The protester's concerns appear to be twofold. First, Michaels asserts that the evidence supplied by Max is not clear and convincing because the worksheets and the supplier quotation are undated and unsigned. They are, however, supported by Max's sworn statement as to their authenticity--a type of evidence upon which the agency can properly rely. See M. A. Mortenson Co., supra. Further in this regard, the agency verified the authenticity of the quotation by contacting Max's supplier.
Second, Michaels states that the $68.00 per door price is out of line with quotations from two of its own suppliers and that the corrected unit price is out of line with others received under the IFB. While these observations are correct, we do not find that they call into question the appropriateness of permitting the correction. A bidder's pricing of different elements of its bid is dependent upon the particular bidder's business circumstances, judgment, and bidding strategy, M. A. Mortenson Co., supra, and thus, comparative evaluations to the ability of other bidders to obtain lower-priced items from different suppliers are of little usefulness in the context of reviewing mistakes in bid. The record provides no reason to question the certified and verified price quotation from Max's supplier of $68.00 per door, or Michaels's markup of this price to arrive at a total per door price of $168.00. Since the corrected price can readily be ascertained by using simple arithmetic to derive the appropriate unit price from the total door price, we see no reason to disturb the agency's decision to permit correction. Id.

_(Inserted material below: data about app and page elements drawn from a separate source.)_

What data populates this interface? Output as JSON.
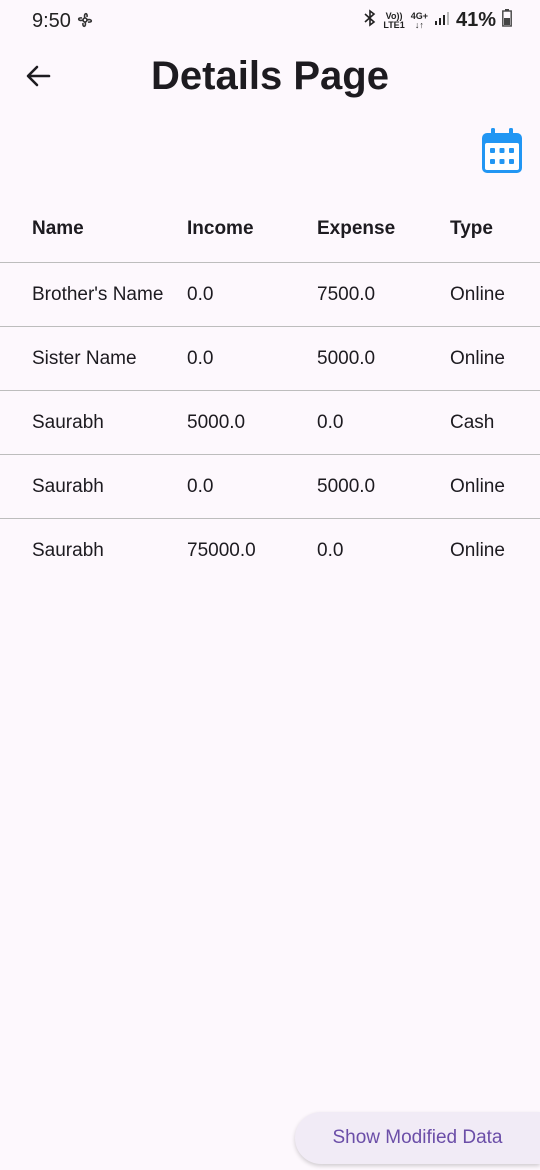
{
  "status_bar": {
    "time": "9:50",
    "network_top": "Vo))",
    "network_bottom": "LTE1",
    "gen_label": "4G+",
    "battery": "41%",
    "icons": [
      "fan-icon",
      "bluetooth-icon",
      "signal-icon",
      "battery-icon"
    ]
  },
  "app_bar": {
    "title": "Details Page",
    "back_icon": "arrow-left-icon"
  },
  "calendar": {
    "icon": "calendar-icon",
    "color": "#2196f3"
  },
  "table": {
    "columns": [
      "Name",
      "Income",
      "Expense",
      "Type"
    ],
    "rows": [
      {
        "name": "Brother's Name",
        "income": "0.0",
        "expense": "7500.0",
        "type": "Online"
      },
      {
        "name": "Sister Name",
        "income": "0.0",
        "expense": "5000.0",
        "type": "Online"
      },
      {
        "name": "Saurabh",
        "income": "5000.0",
        "expense": "0.0",
        "type": "Cash"
      },
      {
        "name": "Saurabh",
        "income": "0.0",
        "expense": "5000.0",
        "type": "Online"
      },
      {
        "name": "Saurabh",
        "income": "75000.0",
        "expense": "0.0",
        "type": "Online"
      }
    ]
  },
  "action": {
    "label": "Show Modified Data",
    "color": "#6b4ea8"
  }
}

The protest is denied.
1. The record does not explain why $167.90 was used in lieu of $168.00; however, the difference is immaterial.
2. A correct calculation would yield a figure of $56.00; again, the difference is immaterial.